Dataset excerpts:
☆ ☆ ☆ ☆
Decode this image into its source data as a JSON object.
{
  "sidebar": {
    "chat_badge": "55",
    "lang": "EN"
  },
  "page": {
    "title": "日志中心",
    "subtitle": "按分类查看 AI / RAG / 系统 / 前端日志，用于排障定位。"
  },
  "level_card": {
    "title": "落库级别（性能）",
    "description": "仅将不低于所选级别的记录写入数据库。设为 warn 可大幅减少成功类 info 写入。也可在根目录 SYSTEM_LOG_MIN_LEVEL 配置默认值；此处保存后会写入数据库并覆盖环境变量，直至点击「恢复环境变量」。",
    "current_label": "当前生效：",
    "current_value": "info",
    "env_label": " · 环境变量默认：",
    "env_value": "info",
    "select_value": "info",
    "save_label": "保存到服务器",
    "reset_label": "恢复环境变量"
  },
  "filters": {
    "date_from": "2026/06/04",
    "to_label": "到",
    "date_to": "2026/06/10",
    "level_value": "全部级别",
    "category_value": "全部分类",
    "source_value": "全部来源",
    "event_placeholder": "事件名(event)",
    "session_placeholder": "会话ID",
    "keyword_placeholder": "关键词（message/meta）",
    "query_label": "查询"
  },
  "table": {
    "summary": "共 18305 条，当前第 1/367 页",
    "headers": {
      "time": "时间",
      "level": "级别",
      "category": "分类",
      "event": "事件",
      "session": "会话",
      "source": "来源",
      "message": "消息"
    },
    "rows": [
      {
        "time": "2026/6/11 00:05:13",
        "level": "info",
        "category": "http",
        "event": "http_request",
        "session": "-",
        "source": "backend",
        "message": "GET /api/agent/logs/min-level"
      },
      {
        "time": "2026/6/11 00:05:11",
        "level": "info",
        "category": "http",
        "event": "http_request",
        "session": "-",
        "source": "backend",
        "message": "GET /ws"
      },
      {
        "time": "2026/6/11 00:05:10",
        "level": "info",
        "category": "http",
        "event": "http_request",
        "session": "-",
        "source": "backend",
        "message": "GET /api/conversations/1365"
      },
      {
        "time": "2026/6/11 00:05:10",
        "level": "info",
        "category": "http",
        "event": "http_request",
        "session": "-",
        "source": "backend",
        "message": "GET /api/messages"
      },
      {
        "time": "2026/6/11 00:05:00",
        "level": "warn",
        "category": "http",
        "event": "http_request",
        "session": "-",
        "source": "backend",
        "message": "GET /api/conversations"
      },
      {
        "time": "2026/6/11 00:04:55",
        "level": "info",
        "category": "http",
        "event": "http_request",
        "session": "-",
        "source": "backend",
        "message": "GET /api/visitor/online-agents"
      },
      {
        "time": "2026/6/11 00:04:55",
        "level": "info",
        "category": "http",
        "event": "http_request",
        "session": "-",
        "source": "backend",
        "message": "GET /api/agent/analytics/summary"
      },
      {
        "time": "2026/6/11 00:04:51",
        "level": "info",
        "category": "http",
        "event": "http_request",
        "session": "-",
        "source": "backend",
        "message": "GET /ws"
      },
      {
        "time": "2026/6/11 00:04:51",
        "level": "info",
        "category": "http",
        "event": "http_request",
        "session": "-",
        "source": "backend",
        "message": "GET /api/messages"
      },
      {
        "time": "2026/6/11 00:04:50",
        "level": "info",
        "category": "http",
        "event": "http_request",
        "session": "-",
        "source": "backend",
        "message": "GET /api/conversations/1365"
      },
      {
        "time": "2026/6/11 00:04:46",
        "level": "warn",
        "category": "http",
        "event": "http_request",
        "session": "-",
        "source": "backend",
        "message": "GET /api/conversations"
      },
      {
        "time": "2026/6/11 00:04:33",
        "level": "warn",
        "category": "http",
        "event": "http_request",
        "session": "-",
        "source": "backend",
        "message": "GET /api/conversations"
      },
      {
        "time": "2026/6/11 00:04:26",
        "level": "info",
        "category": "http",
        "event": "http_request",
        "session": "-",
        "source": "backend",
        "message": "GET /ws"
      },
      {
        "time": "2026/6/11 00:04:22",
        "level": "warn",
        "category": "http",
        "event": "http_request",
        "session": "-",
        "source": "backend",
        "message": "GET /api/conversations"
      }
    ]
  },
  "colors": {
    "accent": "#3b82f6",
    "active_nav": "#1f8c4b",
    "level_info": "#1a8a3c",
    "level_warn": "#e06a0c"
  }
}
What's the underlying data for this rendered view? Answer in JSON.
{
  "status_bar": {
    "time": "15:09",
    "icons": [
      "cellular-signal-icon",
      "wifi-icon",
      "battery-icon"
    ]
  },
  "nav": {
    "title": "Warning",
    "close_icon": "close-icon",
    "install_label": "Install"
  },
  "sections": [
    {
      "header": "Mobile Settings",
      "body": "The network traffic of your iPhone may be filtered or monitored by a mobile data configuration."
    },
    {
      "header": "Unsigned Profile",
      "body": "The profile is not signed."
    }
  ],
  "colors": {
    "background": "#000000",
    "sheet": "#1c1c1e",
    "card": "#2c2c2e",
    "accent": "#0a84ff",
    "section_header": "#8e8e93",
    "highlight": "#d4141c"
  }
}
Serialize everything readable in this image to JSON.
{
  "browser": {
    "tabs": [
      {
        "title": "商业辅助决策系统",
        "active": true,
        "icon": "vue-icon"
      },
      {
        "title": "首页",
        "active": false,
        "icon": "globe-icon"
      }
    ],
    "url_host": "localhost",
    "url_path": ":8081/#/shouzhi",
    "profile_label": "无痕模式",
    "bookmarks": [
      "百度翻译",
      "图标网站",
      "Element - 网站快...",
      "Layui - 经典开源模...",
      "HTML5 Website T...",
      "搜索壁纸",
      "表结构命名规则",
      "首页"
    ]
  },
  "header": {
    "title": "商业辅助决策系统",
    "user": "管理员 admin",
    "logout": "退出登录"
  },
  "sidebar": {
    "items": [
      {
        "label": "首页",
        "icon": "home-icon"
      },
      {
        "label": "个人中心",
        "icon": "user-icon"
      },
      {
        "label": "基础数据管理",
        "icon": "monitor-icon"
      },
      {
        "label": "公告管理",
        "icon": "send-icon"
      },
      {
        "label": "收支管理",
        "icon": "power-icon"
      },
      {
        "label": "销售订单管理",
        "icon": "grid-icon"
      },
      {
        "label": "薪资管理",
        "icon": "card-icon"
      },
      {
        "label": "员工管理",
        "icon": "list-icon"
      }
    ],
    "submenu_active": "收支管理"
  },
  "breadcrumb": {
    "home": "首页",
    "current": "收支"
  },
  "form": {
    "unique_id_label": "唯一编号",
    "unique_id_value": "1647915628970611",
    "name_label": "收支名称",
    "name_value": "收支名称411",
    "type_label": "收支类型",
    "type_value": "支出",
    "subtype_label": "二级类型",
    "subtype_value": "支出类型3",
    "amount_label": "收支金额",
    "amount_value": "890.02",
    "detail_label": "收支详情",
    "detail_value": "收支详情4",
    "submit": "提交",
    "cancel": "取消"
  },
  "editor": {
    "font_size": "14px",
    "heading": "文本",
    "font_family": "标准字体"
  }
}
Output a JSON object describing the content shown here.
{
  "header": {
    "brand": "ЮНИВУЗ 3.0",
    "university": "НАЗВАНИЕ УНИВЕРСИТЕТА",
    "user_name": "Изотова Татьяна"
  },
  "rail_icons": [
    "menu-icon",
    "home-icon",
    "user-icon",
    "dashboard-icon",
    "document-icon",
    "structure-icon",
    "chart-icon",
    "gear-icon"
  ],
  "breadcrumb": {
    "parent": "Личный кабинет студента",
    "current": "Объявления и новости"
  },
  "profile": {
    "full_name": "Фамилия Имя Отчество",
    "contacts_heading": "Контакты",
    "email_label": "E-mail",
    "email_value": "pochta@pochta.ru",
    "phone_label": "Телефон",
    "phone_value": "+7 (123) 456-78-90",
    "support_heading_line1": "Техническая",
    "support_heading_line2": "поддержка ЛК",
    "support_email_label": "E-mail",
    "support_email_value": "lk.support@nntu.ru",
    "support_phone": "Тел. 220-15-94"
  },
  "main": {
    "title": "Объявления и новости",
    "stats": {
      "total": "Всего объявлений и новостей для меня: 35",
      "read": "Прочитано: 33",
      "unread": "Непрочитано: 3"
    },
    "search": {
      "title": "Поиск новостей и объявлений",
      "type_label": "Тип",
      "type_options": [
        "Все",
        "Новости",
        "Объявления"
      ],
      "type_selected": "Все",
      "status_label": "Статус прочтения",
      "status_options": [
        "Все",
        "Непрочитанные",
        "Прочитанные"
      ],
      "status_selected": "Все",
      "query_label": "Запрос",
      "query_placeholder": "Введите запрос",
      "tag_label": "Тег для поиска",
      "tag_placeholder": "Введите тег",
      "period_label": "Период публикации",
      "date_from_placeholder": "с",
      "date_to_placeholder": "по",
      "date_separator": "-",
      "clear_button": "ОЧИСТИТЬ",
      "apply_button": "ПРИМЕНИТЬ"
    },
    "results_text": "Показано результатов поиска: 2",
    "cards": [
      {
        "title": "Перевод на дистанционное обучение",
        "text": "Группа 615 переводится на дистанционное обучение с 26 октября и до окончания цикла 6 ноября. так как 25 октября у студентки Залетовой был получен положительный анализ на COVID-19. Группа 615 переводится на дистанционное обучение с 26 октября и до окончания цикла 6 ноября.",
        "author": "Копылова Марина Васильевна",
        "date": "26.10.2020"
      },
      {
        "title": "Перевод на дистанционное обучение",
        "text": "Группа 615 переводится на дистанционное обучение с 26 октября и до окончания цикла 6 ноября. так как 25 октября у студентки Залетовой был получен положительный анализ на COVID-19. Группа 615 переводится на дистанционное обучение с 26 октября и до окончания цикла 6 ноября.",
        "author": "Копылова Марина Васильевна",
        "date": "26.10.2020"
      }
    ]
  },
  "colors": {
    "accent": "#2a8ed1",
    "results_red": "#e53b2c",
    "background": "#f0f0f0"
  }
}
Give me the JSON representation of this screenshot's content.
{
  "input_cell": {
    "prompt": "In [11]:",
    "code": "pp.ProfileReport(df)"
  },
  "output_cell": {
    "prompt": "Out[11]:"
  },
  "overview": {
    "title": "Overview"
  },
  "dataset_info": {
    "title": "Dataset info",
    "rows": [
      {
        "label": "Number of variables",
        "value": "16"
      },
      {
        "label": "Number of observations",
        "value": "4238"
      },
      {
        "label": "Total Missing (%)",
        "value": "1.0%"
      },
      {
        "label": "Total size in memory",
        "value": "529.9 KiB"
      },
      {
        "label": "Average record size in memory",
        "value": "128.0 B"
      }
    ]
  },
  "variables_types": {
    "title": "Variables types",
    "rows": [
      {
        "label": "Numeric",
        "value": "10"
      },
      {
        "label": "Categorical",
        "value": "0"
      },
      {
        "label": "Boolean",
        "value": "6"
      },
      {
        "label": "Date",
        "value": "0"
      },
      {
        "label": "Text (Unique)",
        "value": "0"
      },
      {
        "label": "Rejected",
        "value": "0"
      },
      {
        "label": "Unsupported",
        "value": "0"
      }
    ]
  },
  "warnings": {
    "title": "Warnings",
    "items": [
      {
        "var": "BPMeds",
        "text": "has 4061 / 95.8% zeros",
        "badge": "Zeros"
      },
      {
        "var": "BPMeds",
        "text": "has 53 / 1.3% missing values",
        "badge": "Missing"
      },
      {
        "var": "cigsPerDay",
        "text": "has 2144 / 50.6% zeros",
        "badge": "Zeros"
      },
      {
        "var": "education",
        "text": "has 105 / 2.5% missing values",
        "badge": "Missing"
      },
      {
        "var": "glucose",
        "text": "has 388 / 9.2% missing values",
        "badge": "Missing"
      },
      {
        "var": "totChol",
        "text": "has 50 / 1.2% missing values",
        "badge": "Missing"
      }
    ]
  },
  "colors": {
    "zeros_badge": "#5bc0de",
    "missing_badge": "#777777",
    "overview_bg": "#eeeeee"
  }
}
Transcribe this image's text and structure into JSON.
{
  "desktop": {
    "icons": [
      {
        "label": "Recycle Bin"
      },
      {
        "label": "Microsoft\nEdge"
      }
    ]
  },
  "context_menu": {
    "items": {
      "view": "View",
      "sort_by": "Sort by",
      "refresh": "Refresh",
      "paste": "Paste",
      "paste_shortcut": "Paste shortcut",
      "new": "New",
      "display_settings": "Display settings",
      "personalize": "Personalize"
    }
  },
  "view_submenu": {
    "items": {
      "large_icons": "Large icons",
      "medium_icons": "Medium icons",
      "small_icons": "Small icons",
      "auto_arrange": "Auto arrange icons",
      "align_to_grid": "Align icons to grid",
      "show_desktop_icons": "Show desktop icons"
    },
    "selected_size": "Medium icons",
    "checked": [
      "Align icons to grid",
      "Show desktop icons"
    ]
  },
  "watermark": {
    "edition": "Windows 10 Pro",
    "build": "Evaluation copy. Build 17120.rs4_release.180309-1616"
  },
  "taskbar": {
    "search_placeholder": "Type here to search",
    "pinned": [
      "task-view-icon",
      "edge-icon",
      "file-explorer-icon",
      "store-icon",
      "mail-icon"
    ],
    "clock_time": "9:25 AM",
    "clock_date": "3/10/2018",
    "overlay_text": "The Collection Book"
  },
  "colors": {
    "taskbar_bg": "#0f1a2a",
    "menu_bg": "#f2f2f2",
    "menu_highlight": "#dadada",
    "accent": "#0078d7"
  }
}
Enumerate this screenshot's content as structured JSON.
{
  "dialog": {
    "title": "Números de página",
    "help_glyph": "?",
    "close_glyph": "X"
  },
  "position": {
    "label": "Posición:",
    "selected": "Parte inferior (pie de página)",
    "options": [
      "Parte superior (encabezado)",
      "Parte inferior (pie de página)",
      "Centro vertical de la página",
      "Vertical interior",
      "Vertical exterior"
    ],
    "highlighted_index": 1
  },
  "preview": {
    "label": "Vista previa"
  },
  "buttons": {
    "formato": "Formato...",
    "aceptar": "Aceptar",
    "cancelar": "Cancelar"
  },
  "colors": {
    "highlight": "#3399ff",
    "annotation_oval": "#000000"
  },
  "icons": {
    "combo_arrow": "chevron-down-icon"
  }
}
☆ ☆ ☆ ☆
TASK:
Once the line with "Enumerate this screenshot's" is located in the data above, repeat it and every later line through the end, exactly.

WRITTEN ANSWER:
Enumerate this screenshot's content as structured JSON.
{
  "dialog": {
    "title": "Números de página",
    "help_glyph": "?",
    "close_glyph": "X"
  },
  "position": {
    "label": "Posición:",
    "selected": "Parte inferior (pie de página)",
    "options": [
      "Parte superior (encabezado)",
      "Parte inferior (pie de página)",
      "Centro vertical de la página",
      "Vertical interior",
      "Vertical exterior"
    ],
    "highlighted_index": 1
  },
  "preview": {
    "label": "Vista previa"
  },
  "buttons": {
    "formato": "Formato...",
    "aceptar": "Aceptar",
    "cancelar": "Cancelar"
  },
  "colors": {
    "highlight": "#3399ff",
    "annotation_oval": "#000000"
  },
  "icons": {
    "combo_arrow": "chevron-down-icon"
  }
}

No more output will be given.